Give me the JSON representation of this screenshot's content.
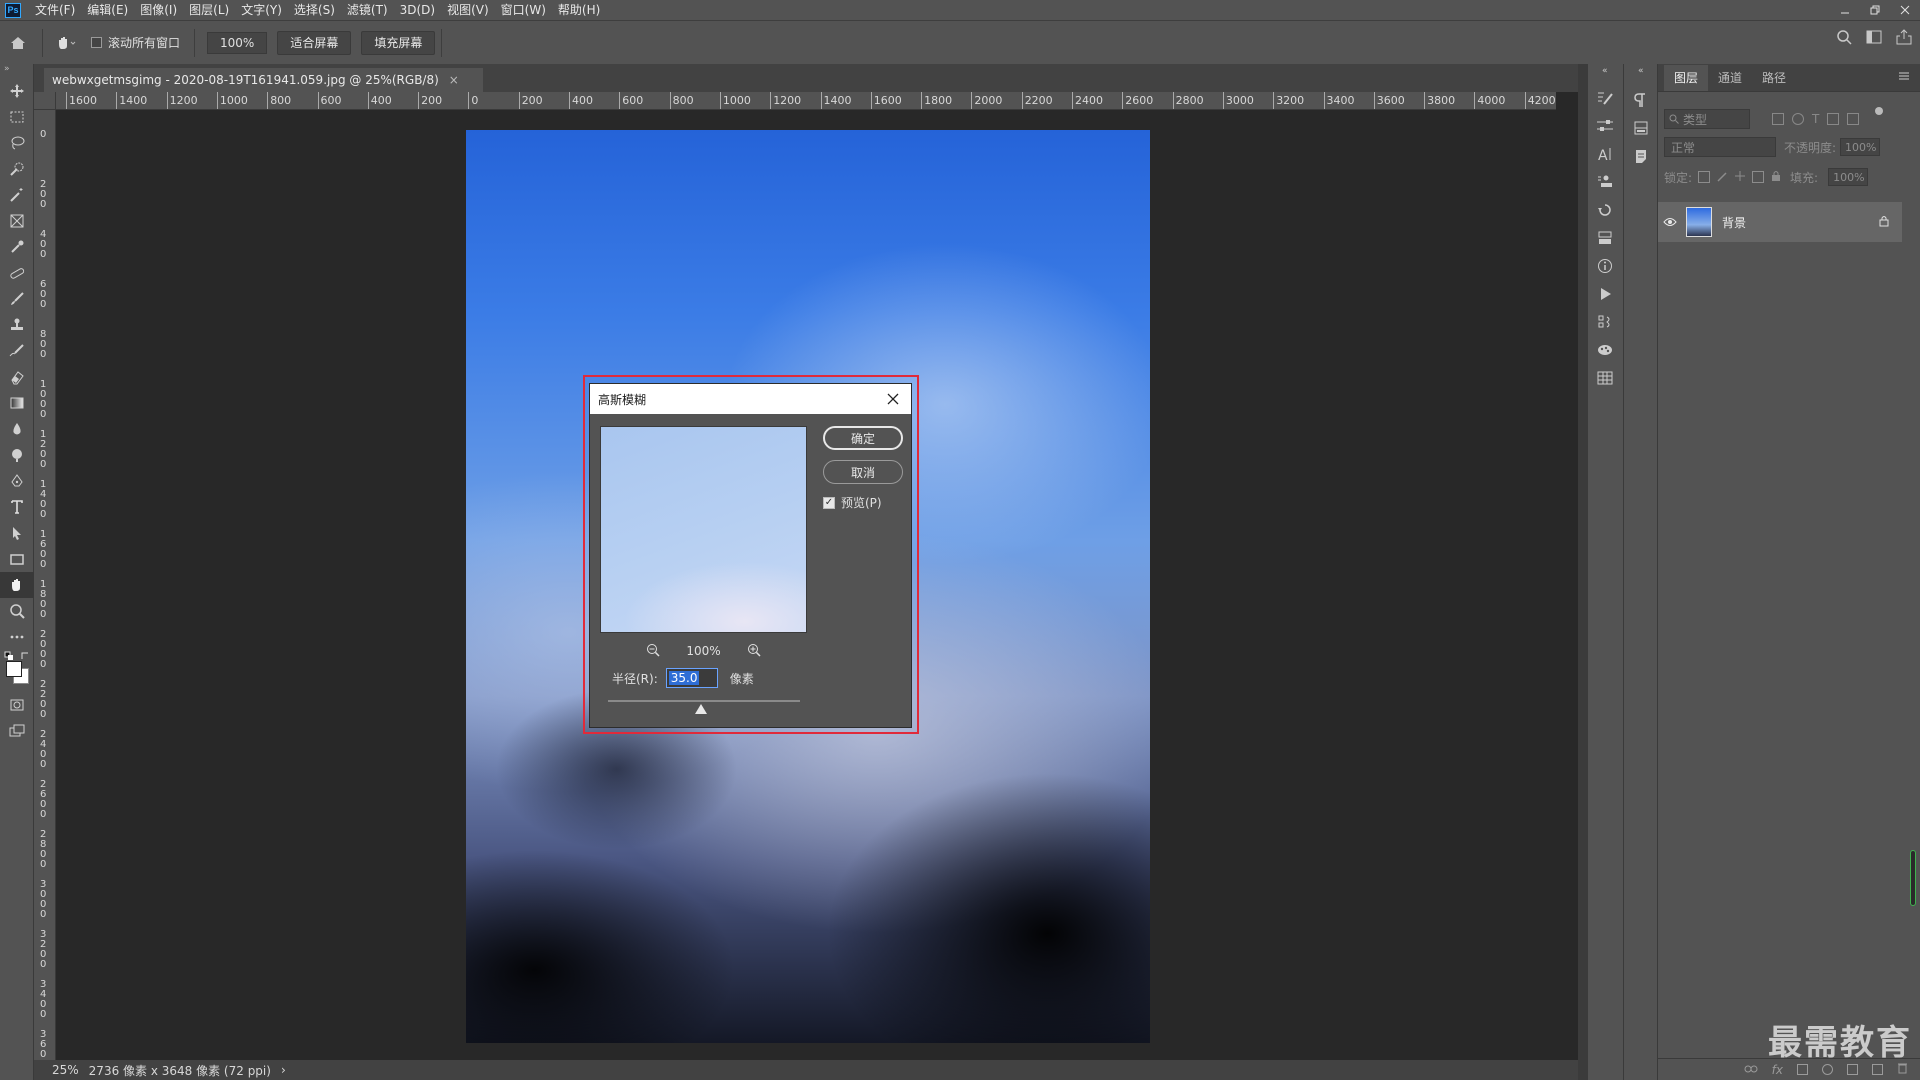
{
  "menubar": {
    "logo": "Ps",
    "items": [
      "文件(F)",
      "编辑(E)",
      "图像(I)",
      "图层(L)",
      "文字(Y)",
      "选择(S)",
      "滤镜(T)",
      "3D(D)",
      "视图(V)",
      "窗口(W)",
      "帮助(H)"
    ],
    "window_controls": [
      "minimize-icon",
      "restore-icon",
      "close-icon"
    ]
  },
  "options": {
    "scroll_all_label": "滚动所有窗口",
    "zoom_value": "100%",
    "fit_screen": "适合屏幕",
    "fill_screen": "填充屏幕"
  },
  "document": {
    "tab_title": "webwxgetmsgimg - 2020-08-19T161941.059.jpg @ 25%(RGB/8)",
    "tab_close": "×"
  },
  "ruler": {
    "h_ticks": [
      "1600",
      "1400",
      "1200",
      "1000",
      "800",
      "600",
      "400",
      "200",
      "0",
      "200",
      "400",
      "600",
      "800",
      "1000",
      "1200",
      "1400",
      "1600",
      "1800",
      "2000",
      "2200",
      "2400",
      "2600",
      "2800",
      "3000",
      "3200",
      "3400",
      "3600",
      "3800",
      "4000",
      "4200"
    ],
    "v_ticks": [
      "0",
      "2 0 0",
      "4 0 0",
      "6 0 0",
      "8 0 0",
      "1 0 0 0",
      "1 2 0 0",
      "1 4 0 0",
      "1 6 0 0",
      "1 8 0 0",
      "2 0 0 0",
      "2 2 0 0",
      "2 4 0 0",
      "2 6 0 0",
      "2 8 0 0",
      "3 0 0 0",
      "3 2 0 0",
      "3 4 0 0",
      "3 6 0 0"
    ]
  },
  "dialog": {
    "title": "高斯模糊",
    "ok": "确定",
    "cancel": "取消",
    "preview_label": "预览(P)",
    "preview_checked": true,
    "zoom": "100%",
    "radius_label": "半径(R):",
    "radius_value": "35.0",
    "radius_unit": "像素",
    "highlight_color": "#e02a3a"
  },
  "status": {
    "zoom": "25%",
    "info": "2736 像素 x 3648 像素 (72 ppi)",
    "arrow": "›"
  },
  "layers_panel": {
    "tabs": [
      "图层",
      "通道",
      "路径"
    ],
    "active_tab": "图层",
    "filter_placeholder": "类型",
    "blend_mode": "正常",
    "opacity_label": "不透明度:",
    "opacity_value": "100%",
    "lock_label": "锁定:",
    "fill_label": "填充:",
    "fill_value": "100%",
    "layers": [
      {
        "name": "背景",
        "visible": true,
        "locked": true
      }
    ]
  },
  "watermark": "最需教育"
}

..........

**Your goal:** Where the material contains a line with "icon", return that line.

**Response:**
      "minimize-icon",
      "restore-icon",
      "close-icon"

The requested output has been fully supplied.